RAHUL TAKES CHARGE
Ever since Rahul Gandhi, 47, fought his first election in 2004, his ascent to Congress presidency was preordained. The Congress Working Committee has decided it’s time to bite the bullet—in a few weeks. So Rahul remains on the verge, a faintly damning phrase that sums up his political career. By mid-December, he’ll take over a party that’s only just recovered from what seemed to be terminal decline. Rahul’s also in the midst of a personal renaissance. Campaigning in Gujarat, he has been assured, caustic, taken the fight to the BJP. Can he revive the Congress?
2004: Just before his 34th birthday, Rahul contests the Lok Sabha election from father Rajiv’s old seat Amethi. Congress shocks ruling BJP 2007: Made general secretary in charge of the Youth Congress and National Students’ Union of India. Promises to reform youth politics—introduces YC elections and drives membership to unprecedented levels 2008: In a speech about farmer suicides, Rahul tells Parliament about Kalavati, a widow in Maharashtra’s droughtridden Vidarbha region. The speech makes national headlines, as reporters beat a path to Kalavati’s door 2009: Retains Amethi in general elections. Stays the night in a Dalit
home, eating, bathing and sleeping out in the open. Begins Bharat darshan, speaking at
125 rallies in six weeks
2011: Joins farmers in
Bhatta Parsaul village on May 11 protesting the forcible acquisition of their land at low rates by the state government. Is arrested by UP police. Later, the UPA government passes the Land Acquisition, Rehabilitation and Resettlement Bill
2012: Congress wins just 28 seats in UP assembly polls. After the December 16 gang rape and murder of Jyoti Singh, Rahul sponsors the education of her two brothers 2013: Is appointed Congress vice president; power is poison, he says. Describes as “complete nonsense” his own party’s proposed ordinance giving convicted politicians reprieves from disqualifica
tion. In December, Congress finishes 3rd in Delhi behind the BJP and AAP. Rahul says he’ll transform Congress,“in ways you cannot imagine.”
2014: In an abject general election defeat,
Congress is reduced to just 44 seats. Partymen call for sister Priyanka to lead.

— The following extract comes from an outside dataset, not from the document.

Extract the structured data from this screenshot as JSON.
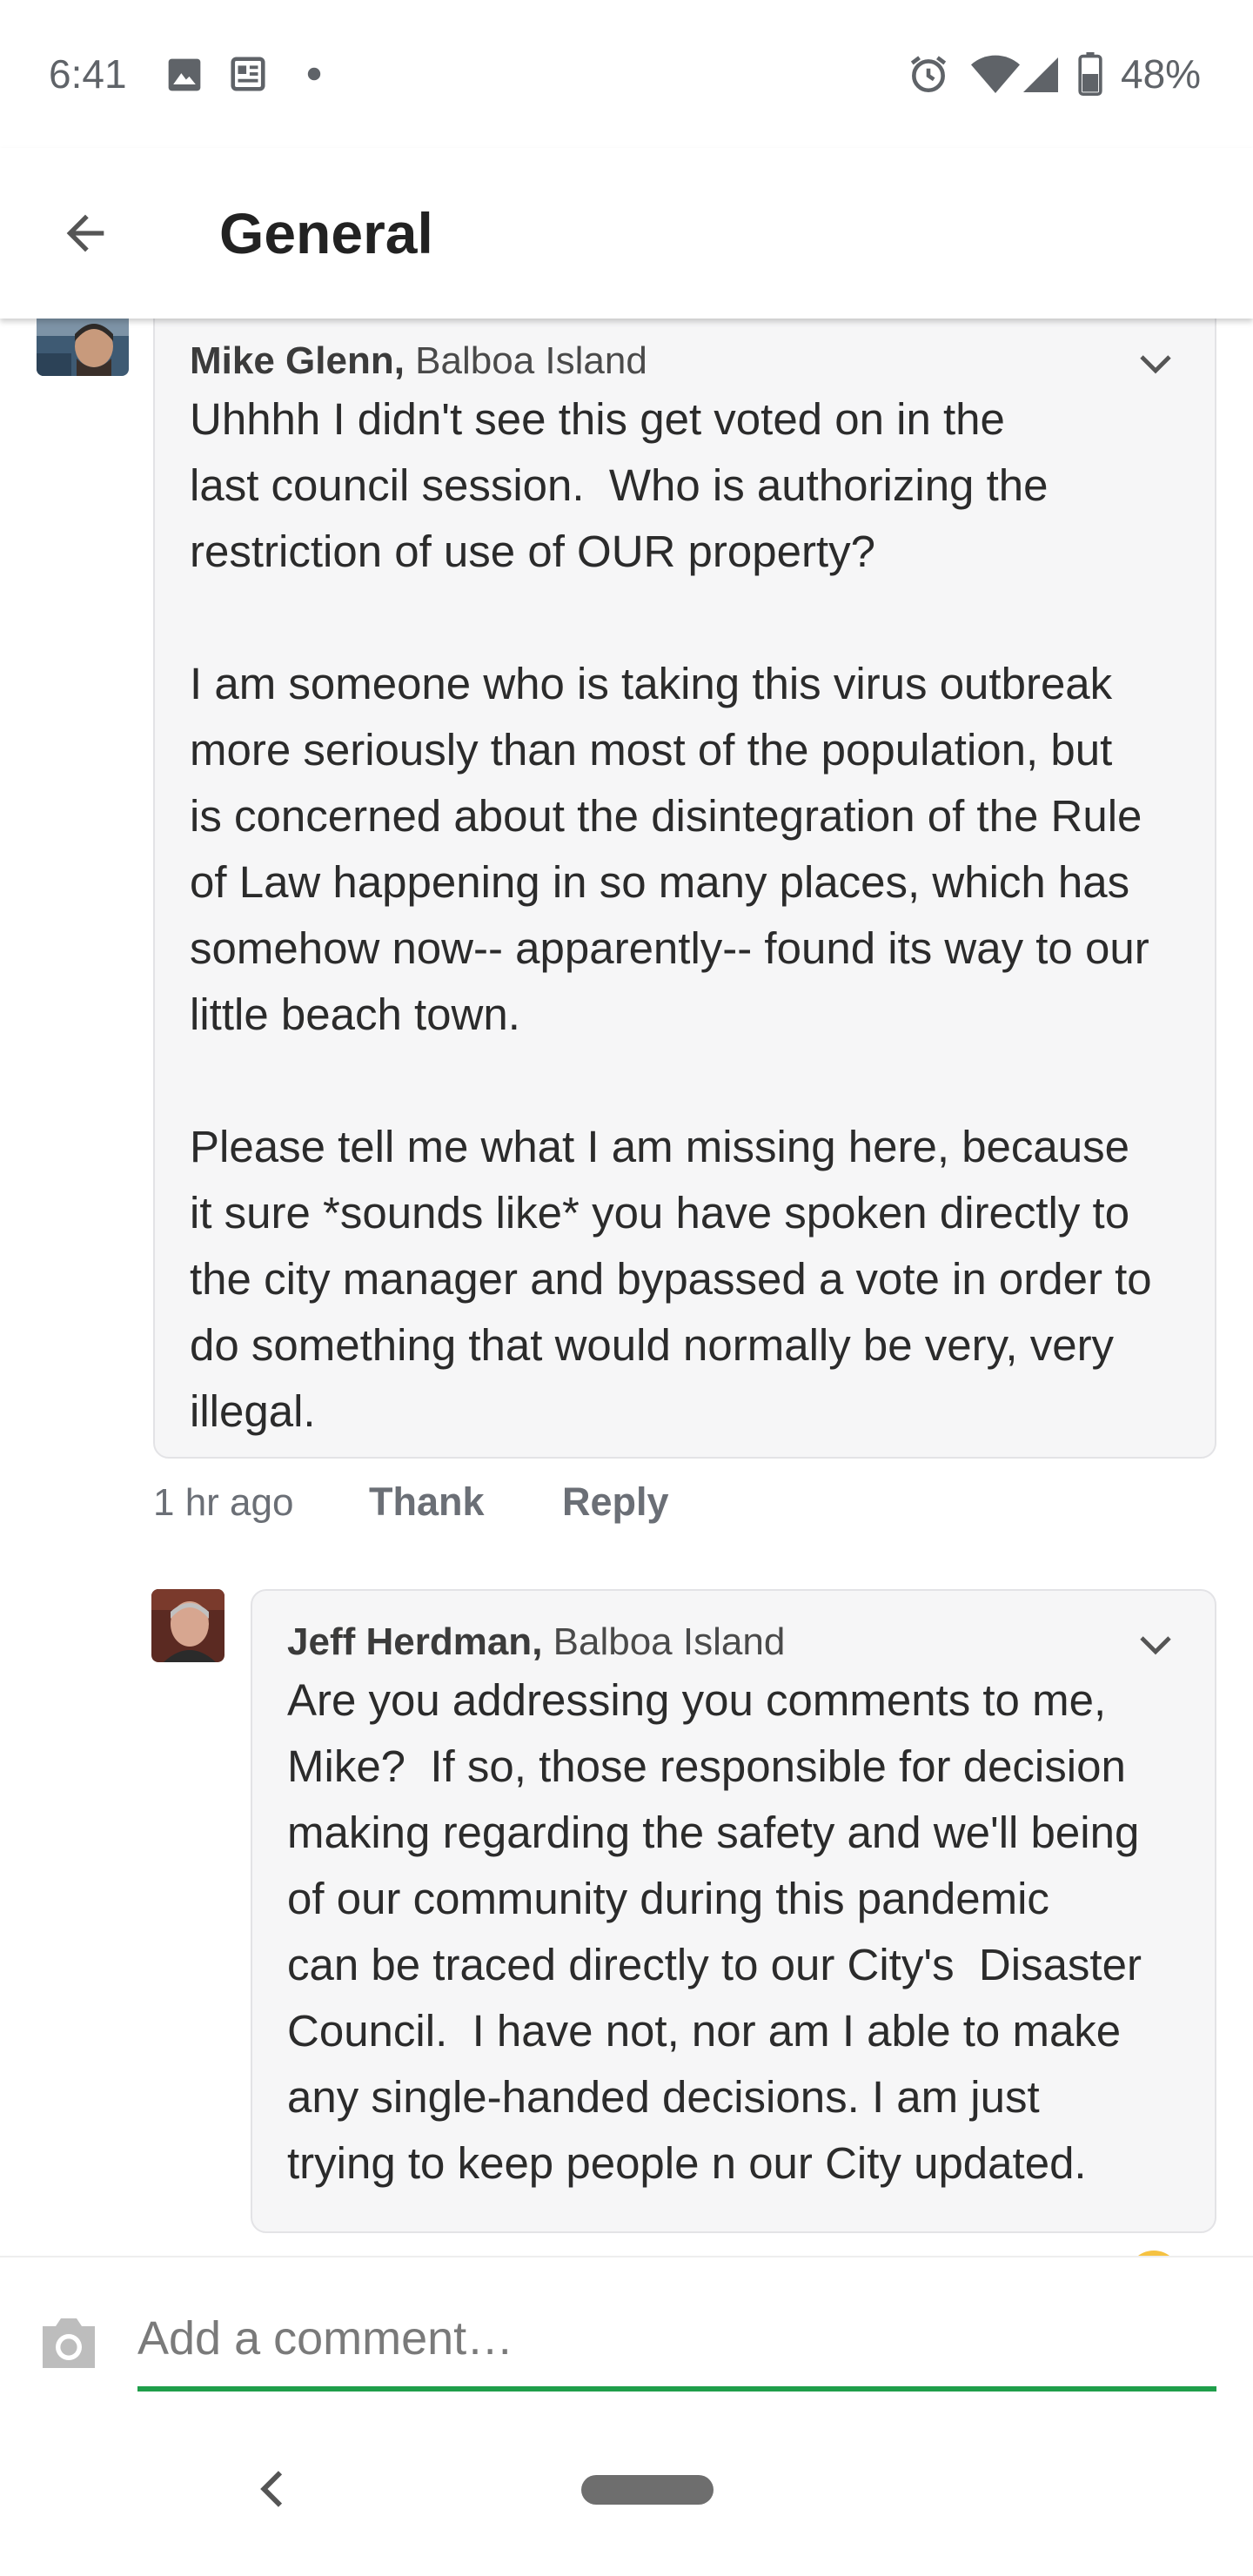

2015: Disappears for two months for Vipassana. Reinvigorated, in April he coins the phrase ‘suitboot ki sarkar’ for the Modi government, forcing it to turn tail on amendments to the 2011 Land Acquisition Bill. In November, brings Lalu Prasad and Nitish Kumar together to win Bihar elections.
2015-17: His leadership of the Congress is in danger of becoming a national joke, as the Congress loses elections in Maharashtra, Haryana, Jammu and Kashmir, Uttarakhand, Assam and Kerala. In UP, the alliance with Akhilesh Yadav is an apparent disaster. In Manipur and Goa, the Congress is the largest party but fails to form government. Only in Punjab is victory secured and credit goes to Amarinder Singh.
2017: Effective speeches on US university campuses give Rahul confidence. A Congress social media campaign in Gujarat mocking the BJP’s promise of development—“vikas gando thayo chhe”—goes viral, encouraging Rahul to embrace Twitter and sharpen his pitch. Calls GST “Gabbar Singh Tax”; cleverly mocks Amit Shah’s son, Jay, alleged to have profited from his connections, as “Shahjyada”, a reference both to Jay’s greed and the ‘Shehzada’ nickname Shah and Narendra Modi use to deride him.